When coal was once called the “black diamond,” Masayoshi Sukita (84), a photographer who runs a cosmetics and haberdashery store in Nogata City, Fukuoka Prefecture, in the northern part of the Chikuho Coalfield, has a large family home. It was very prosperous at the store (Odana). It was just after the end of the war that the store was overshadowed.
On August 17, his father, Taketomo, who was serving on the Chinese front, was shot dead by an enemy. He is 35 years old. He was not notified of the end of the war, and he was killed in action after continuing to fight.
It was my mother Mitsu = photo = who managed the store that lost the main pillar. She works hard while raising four children. His second son, Sukita, also often kept a store number. He observed the people going through the shopping street and unknowingly developed his eyesight.
Men often dropped in at the store for their beautiful mother. “If you get married”. It was when Sukita casually said it when he was in the upper grades of elementary school. He suddenly shook his cheeks. “I was silent. To raise a child by myself, I had to be strong. I was usually a kind mother, but that strength was soaked.”
As a boy, Sukita, who was enthusiastic about making radio, often listened to Western music on his homemade radio. He is curious and concentrates on what he likes, but he does not study for exams. Sure enough, he failed to take the college entrance exam and was sent to a prep school in Nagasaki. At that time, the fact that there was a man working at a shipyard who loved photography in the same boarding house changed his fate.
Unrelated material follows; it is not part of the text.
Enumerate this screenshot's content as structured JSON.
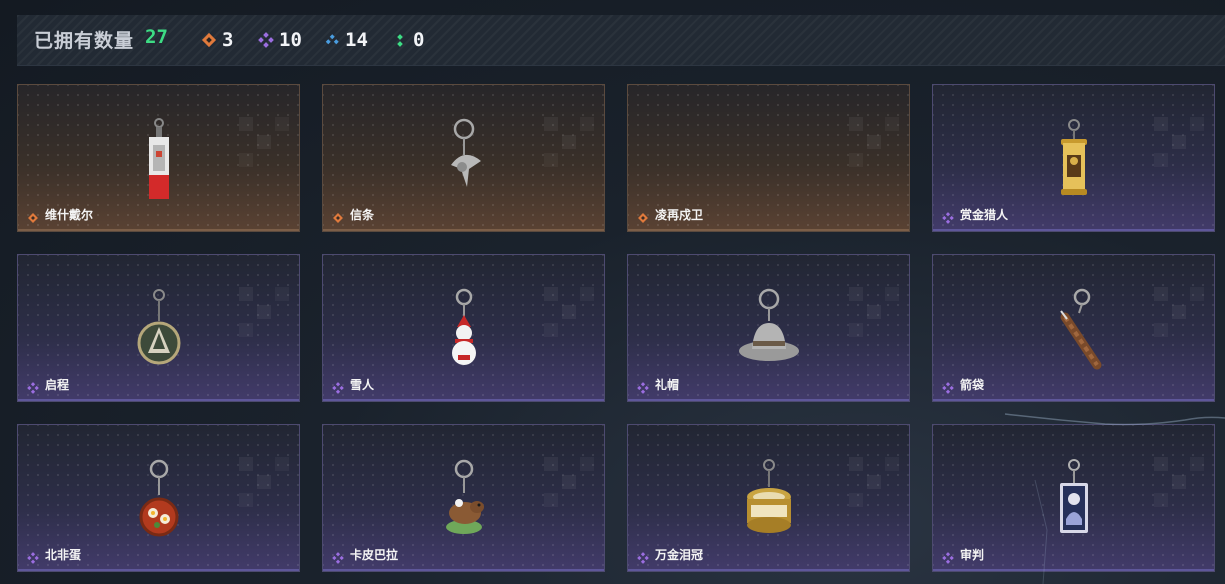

I read through the photo magazines that men had one after another. As my interest in photography grows, I want a camera. Talking to his mother, he managed to make ends meet and bought a twin-lens reflex camera, the Ricoh Flex. In August 1957, he took a picture of her mother with the camera he got for the first time.
The traditional Nogata “Hiwaka Odo” is a memorial service for the deceased people who go around the houses that have reached the first basin. Wearing that outfit, I took a picture of her mother’s upper body, wearing a hat and sitting on her porch, from the side.
I will not announce it, nor will I post it. However, I left it as an important piece.
Sukita, who failed to take the university entrance exam again, went on to study at the Japan Institute of Photography and Film in Osaka (currently the Japan Institute of Photography and Film). After graduating, he studied under Osaka photographer Shisui Tanahashi. Around that time, his mother sometimes came to buy merchandise in the wholesale district. After the purchase, she meets and eats dinner together.
“I come by night and go home by night. I think it was hard for my mother who has motion sickness. The only fun was to meet me.”
Sukita, who made an outstanding appearance in advertising photography when he was an advertising company, became independent in 1970 after moving to Tokyo and working for a fashion brand. He has been active in photography for music artists and has become one of Japan’s leading photographers. Sukita, who became able to earn money, continued to send money to his mother with gratitude.
One of the most well-known works of Sukita is a photograph of David Bowie such as the jacket of the album “Heroes”. From his filming in London in 72 to his death in 2016, he has been filming for over 40 years. “I wanted to shoot everything, even the core.”
It was in 1991, 34 years after the shooting, that the photograph of my mother, who became the starting point of being a photographer, was made public. She was asked by the magazine Kokoku Hihyo on the theme of “My
“I was embarrassed, but it’s a piece that makes me feel love. It’s a photo that contains all my mother’s memories.”
I chose my mother’s photo instead of Bowie for “My One Piece, a Photographer Who Decorated the History of Japanese Photography” planned by Fujifilm in 2014.
“I was worried, but I think photography is personal. Even now, this is my masterpiece.”
My mother, who remained alone until the end, died in 2001 at the age of 85. In her passbook left behind, the remittance from her Sukita was left in its entirety. (Titles omitted)
Behind a single photo are sometimes unexpected dramas and unforgettable memories. From photographers who are active in the front lines to people in the nameless Ichii, various people will draw on the “one piece of story” carved on photographic paper. (Posted on the 2nd and 5th Saturdays. Next time is June 11th)
Sentence, Yoji Kako